What parents need to know
Parents Need to Know
Parents need to know that Color Uncovered is designed to teach you about color and how the eye perceives the things it sees. It does so through videos, optical illusions, and plenty of clear explanations. Most of the pages include an experiment involving the image on the screen and occasionally using other household items. Readers can do the experiment and then press a button that brings up the science involved. While the science isn't too advanced for most audiences, it is more appropriate for tweens and up. Also, younger children may not be able to see the optical illusions.
What kids can learn
Thinking & Reasoning
- analyzing evidence
- asking questions
Engagement, Approach, Support
This interactive ebook has kids asking why and how through a series of fun experiments they can do right on the device. It's not a game but kids may be inclined to share it with others.
The content makes kids look at the world in a different way while introducing some challenging science concepts.The experiments illustrate the science and are followed up by an explanation of how it all works.
The publisher of the app has a website with additional experiments for kids to try.
What's it about?
COLOR UNCOVERED is an ebook app from the Exploratorium museum in San Francisco. It explores a range of science topics related to color, including colorblindness, light refraction, optical illusions, the "feelings" of color, painting, and pigment. Each of the 18 pages introduces a new concept with an experiment or surprising tidbit of information (did you know that they used to make brown paint with resin from mummies?). The experiments typically involve optical illusions that highlight ways in which our eyes and brain process information and, although they aren't games, they are fun to share with other people.
Is it any good?

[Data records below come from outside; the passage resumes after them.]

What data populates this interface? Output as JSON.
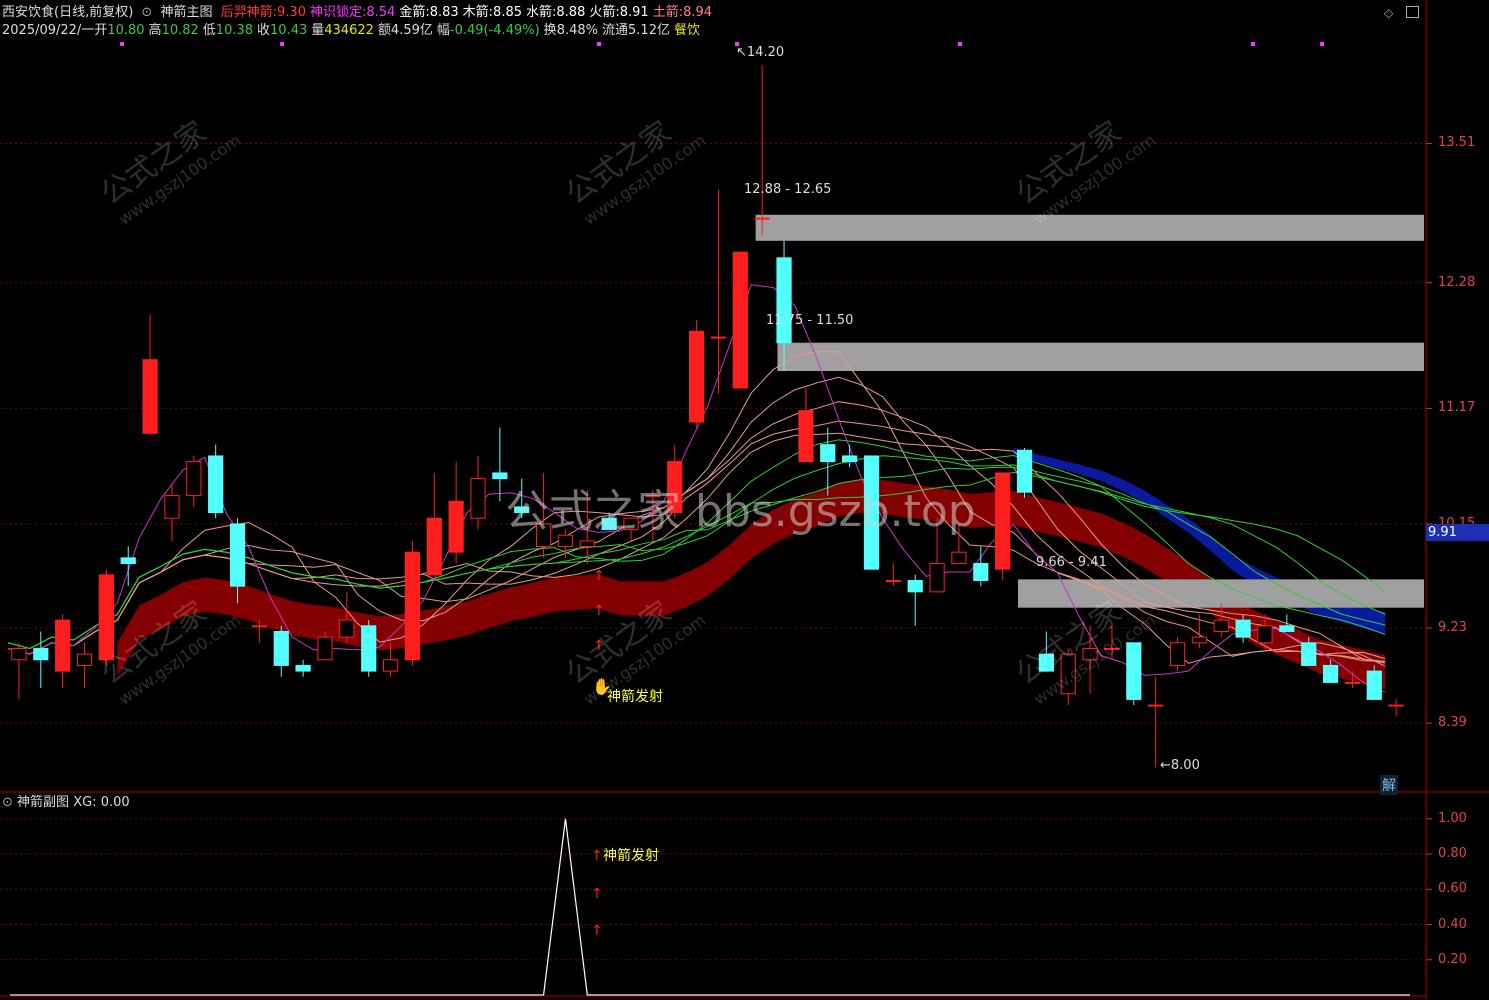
{
  "header": {
    "title": "西安饮食(日线,前复权)",
    "indicator_name": "神箭主图",
    "items": [
      {
        "label": "后羿神箭:",
        "value": "9.30",
        "color": "#ff3b3b"
      },
      {
        "label": "神识锁定:",
        "value": "8.54",
        "color": "#ff33ff"
      },
      {
        "label": "金箭:",
        "value": "8.83",
        "color": "#ffffff"
      },
      {
        "label": "木箭:",
        "value": "8.85",
        "color": "#ffffff"
      },
      {
        "label": "水箭:",
        "value": "8.88",
        "color": "#ffffff"
      },
      {
        "label": "火箭:",
        "value": "8.91",
        "color": "#ffffff"
      },
      {
        "label": "土箭:",
        "value": "8.94",
        "color": "#ff8080"
      }
    ]
  },
  "quote": {
    "date": "2025/09/22/一",
    "open_label": "开",
    "open": "10.80",
    "high_label": "高",
    "high": "10.82",
    "low_label": "低",
    "low": "10.38",
    "close_label": "收",
    "close": "10.43",
    "vol_label": "量",
    "vol": "434622",
    "amount_label": "额",
    "amount": "4.59亿",
    "chg_label": "幅",
    "chg": "-0.49(-4.49%)",
    "turnover_label": "换",
    "turnover": "8.48%",
    "float_label": "流通",
    "float": "5.12亿",
    "sector": "餐饮"
  },
  "main_axis": {
    "ticks": [
      "13.51",
      "12.28",
      "11.17",
      "10.15",
      "9.23",
      "8.39"
    ],
    "current_price": "9.91"
  },
  "annotations": {
    "high_label": "14.20",
    "low_label": "8.00",
    "zone1": "12.88 - 12.65",
    "zone2": "11.75 - 11.50",
    "zone3": "9.66 - 9.41",
    "signal": "神箭发射"
  },
  "watermark": {
    "center": "公式之家 bbs.gszb.top",
    "small_cn": "公式之家",
    "small_en": "www.gszj100.com"
  },
  "sub_panel": {
    "title": "神箭副图",
    "xg_label": "XG:",
    "xg_value": "0.00",
    "ticks": [
      "1.00",
      "0.80",
      "0.60",
      "0.40",
      "0.20"
    ],
    "signal": "神箭发射"
  },
  "misc": {
    "jie_label": "解"
  },
  "colors": {
    "up": "#ff1e1e",
    "down": "#54ffff",
    "grid": "#7a0000",
    "ribbon": "#8b0000",
    "zone": "#a0a0a0",
    "blue_ribbon": "#0a1aa0"
  },
  "chart_data": {
    "type": "candlestick",
    "candles": [
      {
        "o": 8.95,
        "h": 9.1,
        "l": 8.6,
        "c": 9.05
      },
      {
        "o": 9.05,
        "h": 9.2,
        "l": 8.7,
        "c": 8.95
      },
      {
        "o": 8.85,
        "h": 9.35,
        "l": 8.7,
        "c": 9.3
      },
      {
        "o": 8.9,
        "h": 9.1,
        "l": 8.7,
        "c": 9.0
      },
      {
        "o": 8.95,
        "h": 9.75,
        "l": 8.9,
        "c": 9.7
      },
      {
        "o": 9.85,
        "h": 9.95,
        "l": 9.6,
        "c": 9.8
      },
      {
        "o": 10.95,
        "h": 12.0,
        "l": 10.95,
        "c": 11.6
      },
      {
        "o": 10.2,
        "h": 10.5,
        "l": 10.0,
        "c": 10.4
      },
      {
        "o": 10.4,
        "h": 10.75,
        "l": 10.3,
        "c": 10.7
      },
      {
        "o": 10.75,
        "h": 10.85,
        "l": 10.2,
        "c": 10.25
      },
      {
        "o": 10.15,
        "h": 10.2,
        "l": 9.45,
        "c": 9.6
      },
      {
        "o": 9.25,
        "h": 9.3,
        "l": 9.1,
        "c": 9.25
      },
      {
        "o": 9.2,
        "h": 9.25,
        "l": 8.8,
        "c": 8.9
      },
      {
        "o": 8.9,
        "h": 8.95,
        "l": 8.8,
        "c": 8.85
      },
      {
        "o": 8.95,
        "h": 9.2,
        "l": 8.95,
        "c": 9.15
      },
      {
        "o": 9.15,
        "h": 9.55,
        "l": 9.1,
        "c": 9.3
      },
      {
        "o": 9.25,
        "h": 9.3,
        "l": 8.8,
        "c": 8.85
      },
      {
        "o": 8.85,
        "h": 9.1,
        "l": 8.8,
        "c": 8.95
      },
      {
        "o": 8.95,
        "h": 10.0,
        "l": 8.9,
        "c": 9.9
      },
      {
        "o": 9.7,
        "h": 10.6,
        "l": 9.7,
        "c": 10.2
      },
      {
        "o": 9.9,
        "h": 10.7,
        "l": 9.8,
        "c": 10.35
      },
      {
        "o": 10.2,
        "h": 10.75,
        "l": 10.1,
        "c": 10.55
      },
      {
        "o": 10.6,
        "h": 11.0,
        "l": 10.35,
        "c": 10.55
      },
      {
        "o": 10.3,
        "h": 10.55,
        "l": 10.2,
        "c": 10.25
      },
      {
        "o": 9.95,
        "h": 10.6,
        "l": 9.85,
        "c": 10.15
      },
      {
        "o": 9.95,
        "h": 10.1,
        "l": 9.85,
        "c": 10.05
      },
      {
        "o": 9.95,
        "h": 10.45,
        "l": 9.8,
        "c": 10.0
      },
      {
        "o": 10.2,
        "h": 10.25,
        "l": 10.1,
        "c": 10.1
      },
      {
        "o": 10.1,
        "h": 10.2,
        "l": 10.0,
        "c": 10.2
      },
      {
        "o": 10.4,
        "h": 10.45,
        "l": 10.0,
        "c": 10.4
      },
      {
        "o": 10.25,
        "h": 10.85,
        "l": 10.2,
        "c": 10.7
      },
      {
        "o": 11.05,
        "h": 11.95,
        "l": 11.0,
        "c": 11.85
      },
      {
        "o": 11.8,
        "h": 13.1,
        "l": 11.3,
        "c": 11.8
      },
      {
        "o": 11.35,
        "h": 12.55,
        "l": 11.35,
        "c": 12.55
      },
      {
        "o": 12.85,
        "h": 14.2,
        "l": 12.7,
        "c": 12.85
      },
      {
        "o": 12.5,
        "h": 12.65,
        "l": 11.5,
        "c": 11.75
      },
      {
        "o": 10.7,
        "h": 11.35,
        "l": 10.7,
        "c": 11.15
      },
      {
        "o": 10.85,
        "h": 11.0,
        "l": 10.4,
        "c": 10.7
      },
      {
        "o": 10.75,
        "h": 10.85,
        "l": 10.65,
        "c": 10.7
      },
      {
        "o": 10.75,
        "h": 10.75,
        "l": 9.75,
        "c": 9.75
      },
      {
        "o": 9.65,
        "h": 9.8,
        "l": 9.6,
        "c": 9.65
      },
      {
        "o": 9.65,
        "h": 9.7,
        "l": 9.25,
        "c": 9.55
      },
      {
        "o": 9.55,
        "h": 10.2,
        "l": 9.55,
        "c": 9.8
      },
      {
        "o": 9.8,
        "h": 10.15,
        "l": 9.8,
        "c": 9.9
      },
      {
        "o": 9.8,
        "h": 9.95,
        "l": 9.6,
        "c": 9.65
      },
      {
        "o": 9.75,
        "h": 10.6,
        "l": 9.65,
        "c": 10.6
      },
      {
        "o": 10.8,
        "h": 10.82,
        "l": 10.38,
        "c": 10.43
      },
      {
        "o": 9.0,
        "h": 9.2,
        "l": 8.85,
        "c": 8.85
      },
      {
        "o": 8.65,
        "h": 9.05,
        "l": 8.55,
        "c": 9.0
      },
      {
        "o": 8.95,
        "h": 9.25,
        "l": 8.65,
        "c": 9.05
      },
      {
        "o": 9.05,
        "h": 9.25,
        "l": 8.95,
        "c": 9.05
      },
      {
        "o": 9.1,
        "h": 9.1,
        "l": 8.55,
        "c": 8.6
      },
      {
        "o": 8.55,
        "h": 8.8,
        "l": 8.0,
        "c": 8.55
      },
      {
        "o": 8.9,
        "h": 9.15,
        "l": 8.85,
        "c": 9.1
      },
      {
        "o": 9.1,
        "h": 9.35,
        "l": 9.05,
        "c": 9.15
      },
      {
        "o": 9.2,
        "h": 9.45,
        "l": 9.15,
        "c": 9.3
      },
      {
        "o": 9.3,
        "h": 9.35,
        "l": 9.1,
        "c": 9.15
      },
      {
        "o": 9.1,
        "h": 9.35,
        "l": 9.05,
        "c": 9.25
      },
      {
        "o": 9.25,
        "h": 9.35,
        "l": 9.2,
        "c": 9.2
      },
      {
        "o": 9.1,
        "h": 9.15,
        "l": 8.9,
        "c": 8.9
      },
      {
        "o": 8.9,
        "h": 8.95,
        "l": 8.75,
        "c": 8.75
      },
      {
        "o": 8.75,
        "h": 8.85,
        "l": 8.7,
        "c": 8.75
      },
      {
        "o": 8.85,
        "h": 8.9,
        "l": 8.6,
        "c": 8.6
      },
      {
        "o": 8.55,
        "h": 8.6,
        "l": 8.45,
        "c": 8.55
      }
    ],
    "ylim": [
      7.8,
      14.6
    ],
    "sub_ylim": [
      0,
      1.05
    ],
    "xg_signal_index": 25
  }
}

Color Uncovered is like the science textbook of the future, packing in plenty of information, but doing it in a way that is fun and engaging. The app works like a book that has interactive elements only when they illustrate the point, keeping the focus on the information. Kids who are used to playing games on their iPads may be bored, but for those interested in colors, the eye, and how the mind works, this is a wonderful introduction. If there is one complaint, it's that the app feels too short. This freebie is a great addition to your app library.
Families can talk about...
Do the experiments together and talk about the results.
Find websites or books on optical illusions.
Play around with colored prisms to see how light and color work.